New Money Fund Rules Fuel ‘Too Big to Fail’ Fears
If you gave corporate treasurers a dollar for every new government regulation that had an unintended consequence, they would certainly have plenty of short-term funds to invest. But where could they invest them? The answer has implications not just for corporate cash managers, but for the concentration of risk in the financial system.
Some background is in order. Non-financial U.S. businesses are sitting on approximately $1.5 trillion in hoarded cash, according to Moody’s. Many of these firms are afraid to spend their cash because they have yet to see consumer demand justify increased capital expenditures and hiring.
As a result, corporate treasurers believe they have no choice but to deposit unused cash in short-term instruments. According to the Association for Financial Professionals 2014 liquidity survey of 740 corporate treasury executives, three-quarters of all short-term investments are maintained in bank deposits, money market funds and U.S. Treasury securities. Fully 52 percent is now maintained at banks, the highest percentage since AFP began tracking short-term corporate investments in 2006, when the number stood at 23 percent. The percentage jumped 10 percentage points from 42 percent in 2011 to current levels likely because the passage of the Dodd-Frank Act called for tighter money-market fund regulations.
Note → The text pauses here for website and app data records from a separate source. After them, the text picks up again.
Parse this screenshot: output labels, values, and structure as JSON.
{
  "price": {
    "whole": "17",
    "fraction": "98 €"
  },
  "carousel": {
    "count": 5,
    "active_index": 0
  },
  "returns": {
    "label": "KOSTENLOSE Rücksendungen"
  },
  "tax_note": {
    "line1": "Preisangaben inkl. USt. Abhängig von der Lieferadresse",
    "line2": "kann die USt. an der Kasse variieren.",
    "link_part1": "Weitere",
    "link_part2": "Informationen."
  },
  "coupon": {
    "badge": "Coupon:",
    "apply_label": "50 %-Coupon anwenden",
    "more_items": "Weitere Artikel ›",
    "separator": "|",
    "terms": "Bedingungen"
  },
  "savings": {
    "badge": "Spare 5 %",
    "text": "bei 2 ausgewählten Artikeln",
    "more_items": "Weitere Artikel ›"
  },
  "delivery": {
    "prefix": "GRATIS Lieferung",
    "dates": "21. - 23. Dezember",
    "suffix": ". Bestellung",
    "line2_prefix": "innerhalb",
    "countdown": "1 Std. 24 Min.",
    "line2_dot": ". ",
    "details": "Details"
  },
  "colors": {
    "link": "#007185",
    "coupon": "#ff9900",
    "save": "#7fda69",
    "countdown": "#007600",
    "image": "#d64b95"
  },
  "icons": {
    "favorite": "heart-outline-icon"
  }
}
Treasurers would like to reduce corporate-cash bank deposits and invest more in money market funds. That’s because each money market fund share is pegged to $1 and corporate cash can be withdrawn overnight. Money market funds, then, behave like bank deposits while offering better returns.
But, new Securities and Exchange Commission rules for money market funds actually make it less likely that corporate cash will flow into them.
When the SEC approved new money market funds rules in August, the agency did so with the best intentions. Its stated objective was to prevent another run on money market funds like the one that occurred in 2007 after Lehman Brothers failed.
In the aftermath of the Lehman failure, the net asset value of money market funds dropped below $1 per share and treasurers scrambled to withdraw corporate assets. The run on money market funds forced the federal government to commit taxpayer money to temporarily backstop the funds, something neither American taxpayers nor U.S. businesses want to happen again.
Admirable intentions aside, the new SEC regulations jeopardize the central role that money market funds have long played in corporate liquidity management. When the new regulations take effect in 2016 they will detach money market funds from a stable $1 net asset value, and withdrawal restrictions will be put in place to prevent runs.
The combined effect of these two rules will have an enormous impact on American businesses. Money market funds will lose their intrinsic appeal to corporate treasurers, leaving them with a dwindling number of places to park their cash. After all, why park overnight cash in a less attractive, bureaucratically burdensome money market fund when you can deposit it in financial institutions that are backstopped by the federal government?
How do the SEC money market fund rules carry a potential risk to the global financial system? By making money market funds less attractive, the new SEC regulations are forcing U.S. businesses to rely increasingly on banks—as AFP research clearly illustrates. Given that banks fared far worse than money market funds during the 2008 financial crisis, this increased reliance on banks is an ironic unintended consequence, to say the least.
But it’s no joke for U.S. businesses. By investing more short-term funds than ever in banks, they are reducing risk in one small sector of the financial system and substantially increasing their exposure to a much larger—even central—sector.
This leads us back to unintended consequences and the concept of financial institutions that are too big to fail. There are some who believe the wave of new financial regulations in the wake of the 2008 economic crisis actually reinforced a class of financial institution that is so big that it cannot be allowed to collapse—so-called too big to fail banks.
AFP and corporate treasurers don’t necessarily believe this is true. We would only note that the new money market fund regulations certainly feed these critics’ fears.
Meanwhile, corporate treasurers must deal with the consequences of the new money market regulations—unintended and otherwise.